• Exercise objective:
Each line below that holds the word "header" counts once; state the total number of such lines and nothing else.
====== Data in this exercise
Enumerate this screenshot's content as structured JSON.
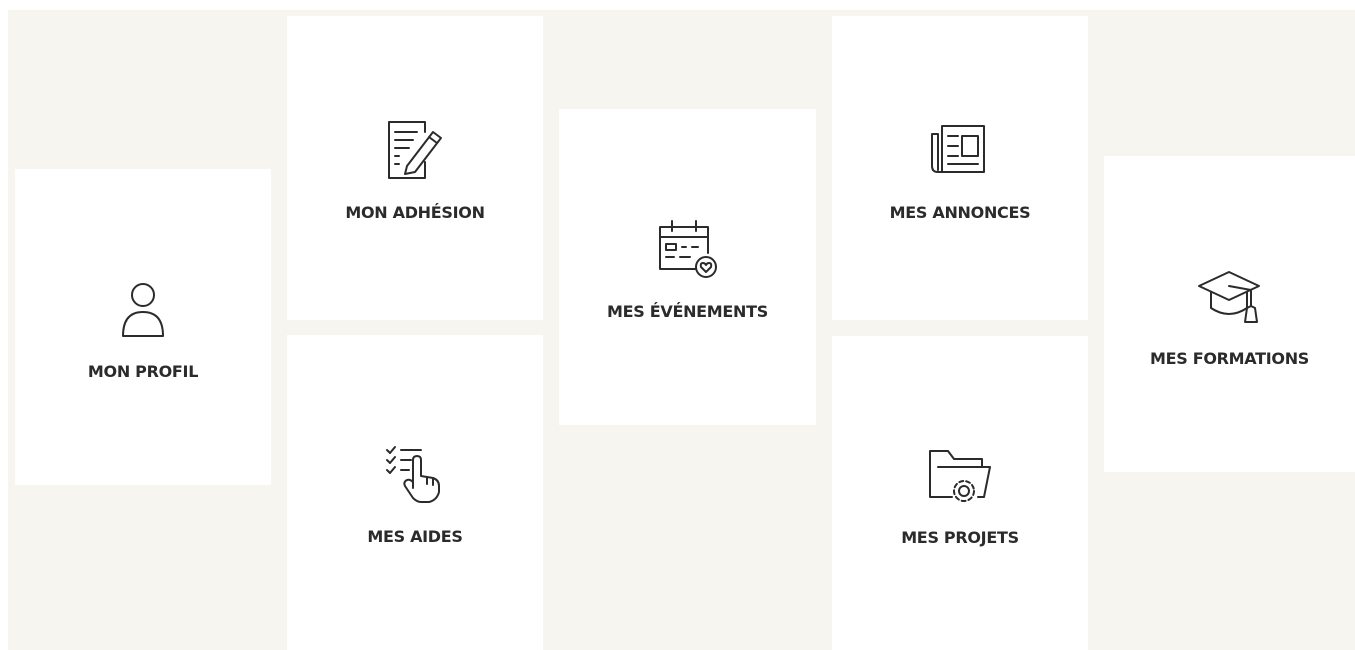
{
  "colors": {
    "background": "#f6f5ef",
    "tile": "#ffffff",
    "text": "#2b2b2b"
  },
  "tiles": [
    {
      "label": "MON PROFIL",
      "icon": "user-icon"
    },
    {
      "label": "MON ADHÉSION",
      "icon": "form-pencil-icon"
    },
    {
      "label": "MES AIDES",
      "icon": "checklist-hand-icon"
    },
    {
      "label": "MES ÉVÉNEMENTS",
      "icon": "calendar-heart-icon"
    },
    {
      "label": "MES ANNONCES",
      "icon": "newspaper-icon"
    },
    {
      "label": "MES PROJETS",
      "icon": "folder-gear-icon"
    },
    {
      "label": "MES FORMATIONS",
      "icon": "graduation-cap-icon"
    }
  ]
}
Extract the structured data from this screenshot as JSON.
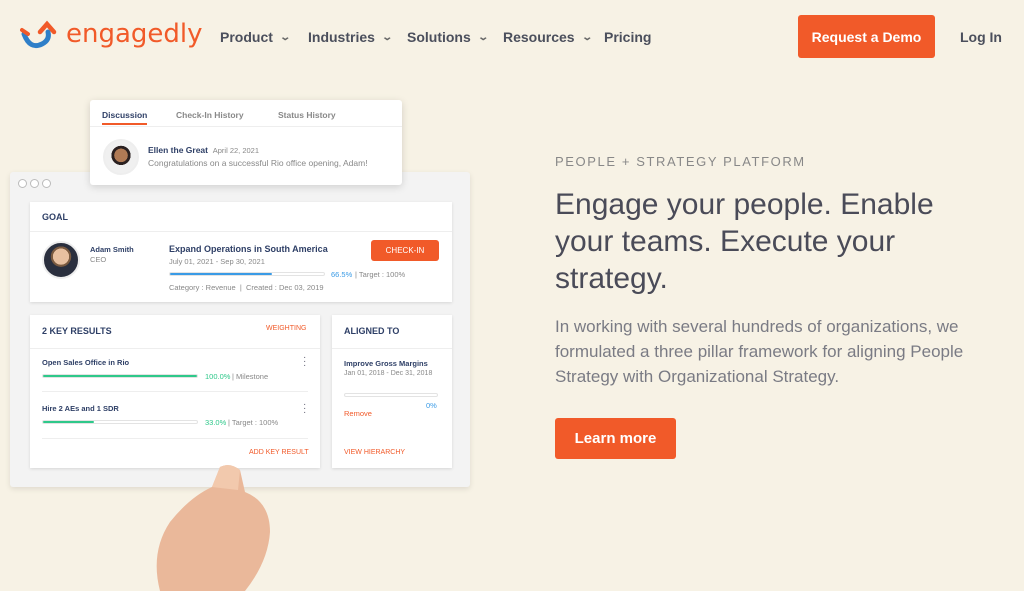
{
  "brand": {
    "name": "engagedly",
    "colors": {
      "orange": "#f15a29",
      "blue": "#2f7fc8",
      "bg": "#f7f2e5"
    }
  },
  "nav": {
    "items": [
      {
        "label": "Product",
        "dropdown": true
      },
      {
        "label": "Industries",
        "dropdown": true
      },
      {
        "label": "Solutions",
        "dropdown": true
      },
      {
        "label": "Resources",
        "dropdown": true
      },
      {
        "label": "Pricing",
        "dropdown": false
      }
    ],
    "demo": "Request a Demo",
    "login": "Log In"
  },
  "popover": {
    "tabs": [
      "Discussion",
      "Check-In History",
      "Status History"
    ],
    "active_tab": "Discussion",
    "author": "Ellen the Great",
    "date": "April 22, 2021",
    "message": "Congratulations on a successful Rio office opening, Adam!"
  },
  "goal": {
    "header": "GOAL",
    "owner": "Adam Smith",
    "role": "CEO",
    "title": "Expand Operations in South America",
    "dates": "July 01, 2021 - Sep 30, 2021",
    "progress": 66.5,
    "progress_label": "66.5%",
    "target": "Target : 100%",
    "category": "Category : Revenue",
    "created": "Created : Dec 03, 2019",
    "checkin": "CHECK-IN"
  },
  "key_results": {
    "header": "2 KEY RESULTS",
    "weighting": "WEIGHTING",
    "items": [
      {
        "title": "Open Sales Office in Rio",
        "progress": 100,
        "progress_label": "100.0%",
        "meta": "Milestone"
      },
      {
        "title": "Hire 2 AEs and 1 SDR",
        "progress": 33,
        "progress_label": "33.0%",
        "meta": "Target : 100%"
      }
    ],
    "add": "ADD KEY RESULT"
  },
  "aligned": {
    "header": "ALIGNED TO",
    "title": "Improve Gross Margins",
    "dates": "Jan 01, 2018 - Dec 31, 2018",
    "progress": 0,
    "progress_label": "0%",
    "remove": "Remove",
    "view": "VIEW HIERARCHY"
  },
  "hero": {
    "eyebrow": "PEOPLE + STRATEGY PLATFORM",
    "headline": "Engage your people. Enable your teams. Execute your strategy.",
    "body": "In working with several hundreds of organizations, we formulated a three pillar framework for aligning People Strategy with Organizational Strategy.",
    "cta": "Learn more"
  }
}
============
• Exercise response:
3